The Decline of Organizational Sociology? An Empirical Analysis of Research Trends in Leading Journals across Half a Century

Monday, 16 July 2018: 11:15
Oral Presentation
Michael GROTHE-HAMMER, Helmut Schmidt University Hamburg, Germany
Sebastian KOHL, Uppsala University, Sweden
Organization-sociological works are said to have “largely disappeared” (Gorman 2014) from the sociological discourse. While from the 1950’s until around the year 2000 organizational sociology was perceived as “thriving” (Haveman 2000), recent assessments conclude that the discipline is “on the brink of irrelevance” (King 2017). From an empirical point of view, this development comes as a surprise. In fact, organizations have become more important in our society than ever before and have experienced drastic changes in recent decades.

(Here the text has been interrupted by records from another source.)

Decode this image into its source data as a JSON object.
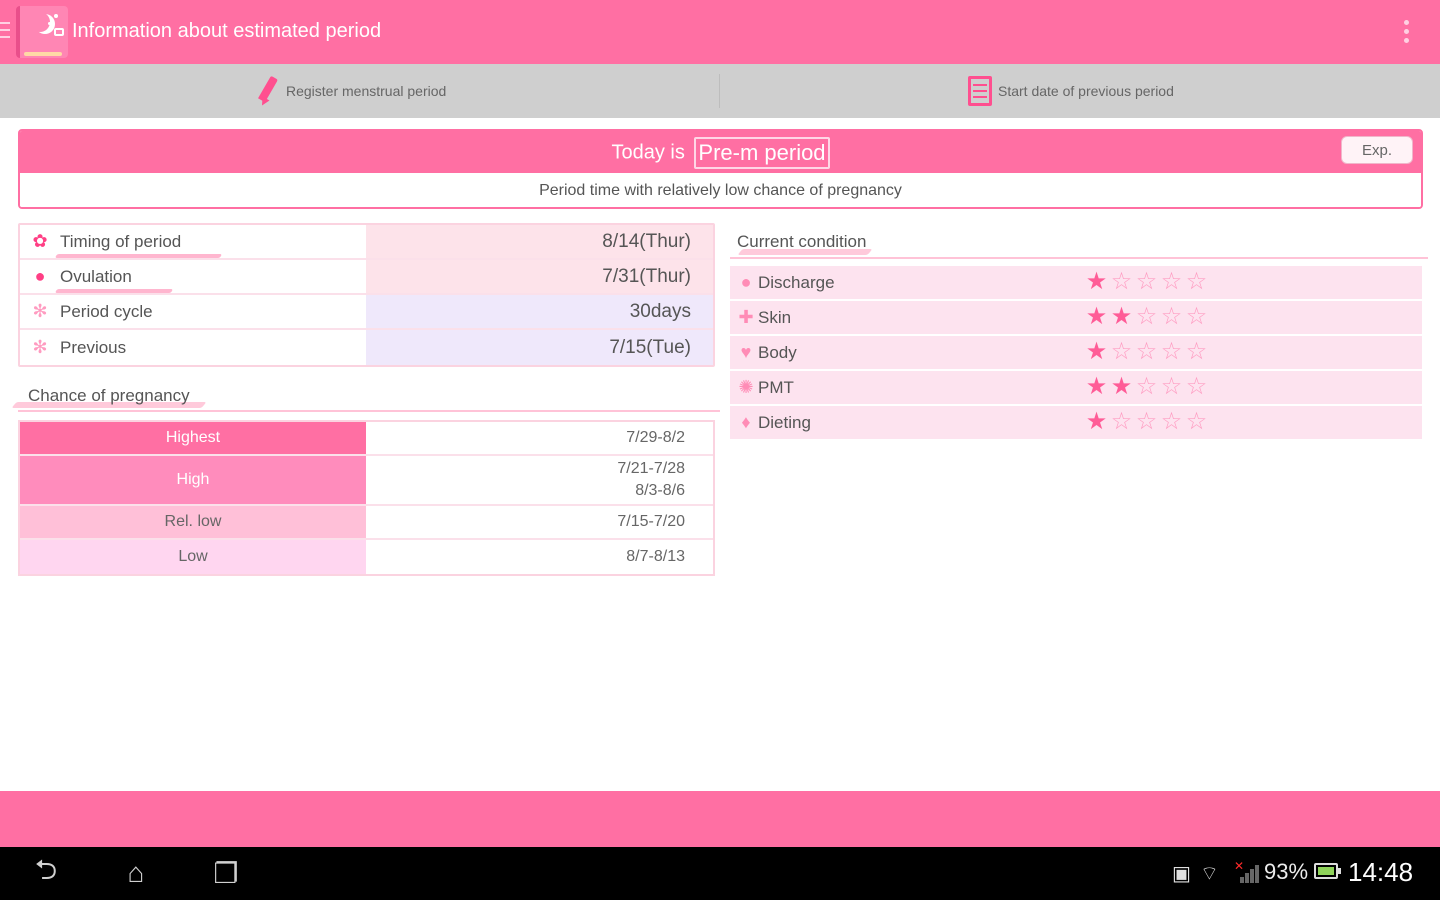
{
  "header": {
    "title": "Information about estimated period",
    "menu_icon": "overflow-menu-icon",
    "app_icon": "moon-app-icon"
  },
  "actions": {
    "register_label": "Register menstrual period",
    "previous_label": "Start date of previous period"
  },
  "status": {
    "today_prefix": "Today is",
    "today_value": "Pre-m period",
    "exp_label": "Exp.",
    "description": "Period time with relatively low chance of pregnancy"
  },
  "info": {
    "rows": [
      {
        "label": "Timing of period",
        "value": "8/14(Thur)",
        "icon": "flower-icon"
      },
      {
        "label": "Ovulation",
        "value": "7/31(Thur)",
        "icon": "duck-icon"
      },
      {
        "label": "Period cycle",
        "value": "30days",
        "icon": "asterisk-icon"
      },
      {
        "label": "Previous",
        "value": "7/15(Tue)",
        "icon": "asterisk-icon"
      }
    ]
  },
  "pregnancy": {
    "title": "Chance of pregnancy",
    "rows": [
      {
        "level": "Highest",
        "dates": [
          "7/29-8/2"
        ],
        "color": "#ff6fa3"
      },
      {
        "level": "High",
        "dates": [
          "7/21-7/28",
          "8/3-8/6"
        ],
        "color": "#ff8cbc"
      },
      {
        "level": "Rel. low",
        "dates": [
          "7/15-7/20"
        ],
        "color": "#ffc0d8"
      },
      {
        "level": "Low",
        "dates": [
          "8/7-8/13"
        ],
        "color": "#ffd6f0"
      }
    ]
  },
  "condition": {
    "title": "Current condition",
    "rows": [
      {
        "name": "Discharge",
        "stars": 1,
        "max": 5,
        "icon": "drop-icon"
      },
      {
        "name": "Skin",
        "stars": 2,
        "max": 5,
        "icon": "cross-icon"
      },
      {
        "name": "Body",
        "stars": 1,
        "max": 5,
        "icon": "heart-icon"
      },
      {
        "name": "PMT",
        "stars": 2,
        "max": 5,
        "icon": "flower-icon"
      },
      {
        "name": "Dieting",
        "stars": 1,
        "max": 5,
        "icon": "diamond-icon"
      }
    ]
  },
  "system": {
    "battery": "93%",
    "time": "14:48"
  },
  "colors": {
    "accent": "#ff6fa3",
    "star_on": "#ff5c97"
  }
}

Society is nowadays filled with organizations (Perrow 1991), and the number of organizations is rising around the world (Bromley & Meyer 2015). Meanwhile, organizations increasingly morph into new forms, presenting scholars with new challenges, while “old organizational forms outlive their usefulness and eventually are replaced” (King 2017).

Against this backdrop, we want to explore the current state of organizational sociology empirically. Building on a corpus of approximately 3000 research articles in six leading sociology journals since 1955, we will use both manual and semi-automated coding methods to assess the relevance of organizational sociology within sociology. Specifically, we will map the development of the relevance of organizational sociology within sociology from 1955 until today, using decennial steps with two consecutive years of each decade. We will also examine the prevalence of organization-related topics in sociological works as well as their use of theories, methods, and data. Our study will uncover dominant theory paradigms and methodologies as well as considered topics and issues. Thereby we will look at possible explanations for these developments. Our study will reveal to which degree existing assumptions about the development of organizational sociology are accurate. Therefore, we will unveil existing areas of high and low interest in organization-sociological research as well as promising future research agendas. To our knowledge, this is the first empirical study of this kind.